Arts & Culture
A new book—and a new oral history project—highlight the rural women whose stories continue to shape Appalachia
March 8, 2023
photo: Courtesy of FOxfire
Maude Shope riding her mule Frank bareback, 1971.
Founded in the late 1960s by a high school English teacher to defy the stigmas and disparaging portrayals of rural Appalachia, Foxfire magazine has, for more than fifty years, empowered rural Southerners to tell their own stories. Students armed with notebooks, cameras, and tape recorders interview family members, area elders, and community leaders to paint a fuller, more authentic portrait of the region—a practice that continues today in Foxfire’s home of Rabun County, Georgia. Released this month, the new book The Foxfire Book of Appalachian Women: Stories of Landscape and Community in the Mountain South pulls from more than five decades of oral histories to highlight some of the strong-willed and inspirational women who call Appalachia home.
Early interviews in the book detail the struggle and resourcefulness of mountain living—working for dime and quarter wages, bartering with crops and home-canned food, and relying on your neighbors—and how folks maintained a strong sense of pride through it all. Ethel Lamb Corn described being the “oddball” for her handmade dresses; “I didn’t want nothin’ made like nobody else’s,” she said during her 1971 interview, “but I liked my things different. I guess I’ve been talked about a’plenty, but I don’t care.” Maude Conley Shope never learned to drive, even as cars became more commonplace; she rode her mule to get wherever she needed. “Used to ride him to Otto [North Carolina] to get groceries,” she explained in her own 1971 interview, adding, “Yes, sir. He’s something.”

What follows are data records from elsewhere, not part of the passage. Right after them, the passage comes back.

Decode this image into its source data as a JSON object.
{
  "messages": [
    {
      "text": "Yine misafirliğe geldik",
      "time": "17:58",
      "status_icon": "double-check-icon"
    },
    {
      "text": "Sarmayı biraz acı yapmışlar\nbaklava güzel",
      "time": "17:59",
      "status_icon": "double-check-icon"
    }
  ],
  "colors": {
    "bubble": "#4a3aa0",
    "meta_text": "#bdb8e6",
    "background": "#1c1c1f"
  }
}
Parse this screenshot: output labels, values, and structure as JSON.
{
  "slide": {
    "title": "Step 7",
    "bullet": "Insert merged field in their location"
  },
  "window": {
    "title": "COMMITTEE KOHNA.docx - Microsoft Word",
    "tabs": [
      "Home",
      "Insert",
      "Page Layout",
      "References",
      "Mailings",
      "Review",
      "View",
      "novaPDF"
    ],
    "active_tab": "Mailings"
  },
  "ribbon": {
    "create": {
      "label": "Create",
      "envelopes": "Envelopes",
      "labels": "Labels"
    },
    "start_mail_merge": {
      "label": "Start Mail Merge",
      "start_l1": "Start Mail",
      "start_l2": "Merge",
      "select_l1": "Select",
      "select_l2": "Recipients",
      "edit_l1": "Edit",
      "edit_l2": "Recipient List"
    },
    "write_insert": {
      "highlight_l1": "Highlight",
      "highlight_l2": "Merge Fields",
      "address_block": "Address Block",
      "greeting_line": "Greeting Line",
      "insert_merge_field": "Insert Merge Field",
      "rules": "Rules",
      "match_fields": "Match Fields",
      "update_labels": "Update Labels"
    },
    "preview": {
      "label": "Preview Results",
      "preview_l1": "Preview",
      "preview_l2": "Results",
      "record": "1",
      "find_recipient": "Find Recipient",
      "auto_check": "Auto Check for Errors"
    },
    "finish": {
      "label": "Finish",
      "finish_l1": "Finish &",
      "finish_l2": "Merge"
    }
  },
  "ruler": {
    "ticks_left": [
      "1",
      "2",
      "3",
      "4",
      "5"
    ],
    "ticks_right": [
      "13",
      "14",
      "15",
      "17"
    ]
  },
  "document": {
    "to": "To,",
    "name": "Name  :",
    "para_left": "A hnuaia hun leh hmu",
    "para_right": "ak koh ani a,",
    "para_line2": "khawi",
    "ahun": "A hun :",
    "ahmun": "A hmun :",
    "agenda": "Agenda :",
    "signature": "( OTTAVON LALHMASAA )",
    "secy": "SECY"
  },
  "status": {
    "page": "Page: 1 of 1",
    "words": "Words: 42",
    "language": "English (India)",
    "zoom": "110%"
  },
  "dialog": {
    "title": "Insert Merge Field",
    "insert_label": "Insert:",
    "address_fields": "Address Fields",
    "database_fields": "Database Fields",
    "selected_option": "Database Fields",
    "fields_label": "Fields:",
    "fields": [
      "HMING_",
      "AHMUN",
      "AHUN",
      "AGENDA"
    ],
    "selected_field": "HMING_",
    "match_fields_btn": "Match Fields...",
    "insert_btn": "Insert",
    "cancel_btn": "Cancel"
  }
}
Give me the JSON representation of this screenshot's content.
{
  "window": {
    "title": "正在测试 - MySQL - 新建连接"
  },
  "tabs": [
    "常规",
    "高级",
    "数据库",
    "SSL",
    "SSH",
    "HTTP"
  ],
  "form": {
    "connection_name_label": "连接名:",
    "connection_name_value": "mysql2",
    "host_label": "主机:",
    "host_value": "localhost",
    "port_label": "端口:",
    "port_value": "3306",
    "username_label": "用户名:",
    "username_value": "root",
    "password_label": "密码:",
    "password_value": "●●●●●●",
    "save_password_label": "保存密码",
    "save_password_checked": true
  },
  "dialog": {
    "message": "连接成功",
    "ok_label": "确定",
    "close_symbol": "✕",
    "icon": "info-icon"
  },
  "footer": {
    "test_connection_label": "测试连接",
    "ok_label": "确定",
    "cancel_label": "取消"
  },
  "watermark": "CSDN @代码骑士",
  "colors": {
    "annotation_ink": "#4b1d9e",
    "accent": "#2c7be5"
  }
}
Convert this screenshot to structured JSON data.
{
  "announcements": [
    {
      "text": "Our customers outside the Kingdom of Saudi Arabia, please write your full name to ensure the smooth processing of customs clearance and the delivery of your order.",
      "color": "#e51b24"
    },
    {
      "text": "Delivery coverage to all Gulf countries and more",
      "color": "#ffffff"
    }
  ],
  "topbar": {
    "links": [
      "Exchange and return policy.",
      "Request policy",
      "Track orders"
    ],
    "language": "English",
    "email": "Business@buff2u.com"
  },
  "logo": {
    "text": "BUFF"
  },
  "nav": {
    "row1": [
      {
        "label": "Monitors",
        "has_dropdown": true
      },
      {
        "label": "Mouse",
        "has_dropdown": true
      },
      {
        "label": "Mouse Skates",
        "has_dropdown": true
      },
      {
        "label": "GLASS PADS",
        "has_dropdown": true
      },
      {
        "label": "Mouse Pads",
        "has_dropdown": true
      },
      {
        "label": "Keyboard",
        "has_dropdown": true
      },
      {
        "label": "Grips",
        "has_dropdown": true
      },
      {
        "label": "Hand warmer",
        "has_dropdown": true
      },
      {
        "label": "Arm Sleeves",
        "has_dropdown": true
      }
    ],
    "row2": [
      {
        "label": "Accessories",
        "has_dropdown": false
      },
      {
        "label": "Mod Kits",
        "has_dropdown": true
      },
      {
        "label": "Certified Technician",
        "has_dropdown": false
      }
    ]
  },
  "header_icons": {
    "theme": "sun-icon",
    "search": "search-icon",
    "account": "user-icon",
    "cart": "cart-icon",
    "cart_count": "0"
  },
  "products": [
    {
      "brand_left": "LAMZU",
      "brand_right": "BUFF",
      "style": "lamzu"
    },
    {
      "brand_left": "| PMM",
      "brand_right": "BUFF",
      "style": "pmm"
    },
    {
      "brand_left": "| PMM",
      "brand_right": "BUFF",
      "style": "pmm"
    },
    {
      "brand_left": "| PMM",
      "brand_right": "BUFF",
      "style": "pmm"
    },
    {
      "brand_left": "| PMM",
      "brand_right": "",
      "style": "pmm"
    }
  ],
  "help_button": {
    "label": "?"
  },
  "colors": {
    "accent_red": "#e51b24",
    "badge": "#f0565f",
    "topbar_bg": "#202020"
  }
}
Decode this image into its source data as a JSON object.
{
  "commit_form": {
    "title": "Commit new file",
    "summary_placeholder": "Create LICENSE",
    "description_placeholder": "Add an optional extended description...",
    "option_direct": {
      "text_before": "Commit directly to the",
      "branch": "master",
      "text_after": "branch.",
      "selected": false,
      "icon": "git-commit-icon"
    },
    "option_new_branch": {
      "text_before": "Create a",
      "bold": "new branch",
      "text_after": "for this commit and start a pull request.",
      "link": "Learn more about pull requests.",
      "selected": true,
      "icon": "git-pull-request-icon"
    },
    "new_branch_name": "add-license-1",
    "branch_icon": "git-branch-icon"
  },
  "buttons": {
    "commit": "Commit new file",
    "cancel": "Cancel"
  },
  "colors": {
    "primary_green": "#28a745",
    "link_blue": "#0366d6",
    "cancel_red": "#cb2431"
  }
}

Histories from Black women, including Beulah Perry, Anna Tutt, Carrie McDonell Stewart, and Lena Dorsey, touch on the realities of living in the Jim Crow South— like segregated dining and dances—and the limited career opportunities available to them. In her 1977 interview, Stewart described how Black people were forced to eat in a restaurant’s kitchen after white patrons finished their meals in the formal dining rooms. “It was just a rule, no matter what or how,” she said. “I don’t know why they wanted it to be that way, but they did, because I remember that very well.” Tutt remarked that “a lot of people look back with hurt, but I don’t want to do that.” Reflecting years later, one of Foxfire’s white students admits in the pages that she “ran into some dead ends” from “people who just didn’t want to talk about the things they felt might offend me, problems between Blacks and Whites.”
More recent oral histories include the influential Cherokee potter Amanda Sequoyah Swimmer, the faith healer and self-described “granny witch” Ronda Reno, and Sandra Macias Glichowski, an Ecuadorian immigrant who owns Blue Ridge Toys in downtown Clayton, Georgia. Glichowski moved to the area with her husband and two children in 2017 and quickly realized they “needed to open something in order to survive.” Her toy store carries products geared toward learning, ones that her kids help her pick out. It’s become a Main Street haven for children and for Glichowski. “The whole toy store’s been an experience to communicate and connect locally,” she says.
Foxfire is also kicking off a crowdsourced oral history project with the release of this collection, building on the contemporary interviews included. Women from or living in Appalachia can submit their written stories or voice recordings via Foxfire’s website; their chronicles will be a permanent part of Foxfire’s archives and could possibly be featured on the It Still Lives podcast or in the pages of the landmark magazine.
The Foxfire Book of Appalachian Women is captivating, resisting nostalgia with its authentic, honest, and sometimes contradictory experiences from women all over the region. For Kami Ahrens, Foxfire’s curator, director of education, and collection editor, this book charts a way forward during polarizing times. “Listening and learning from these stories,” Ahrens says, “and sharing our own experiences can help bring us together and build more resilient communities.” After reading through these histories, it’s clear that swapping stories together isn’t a bad way to get started.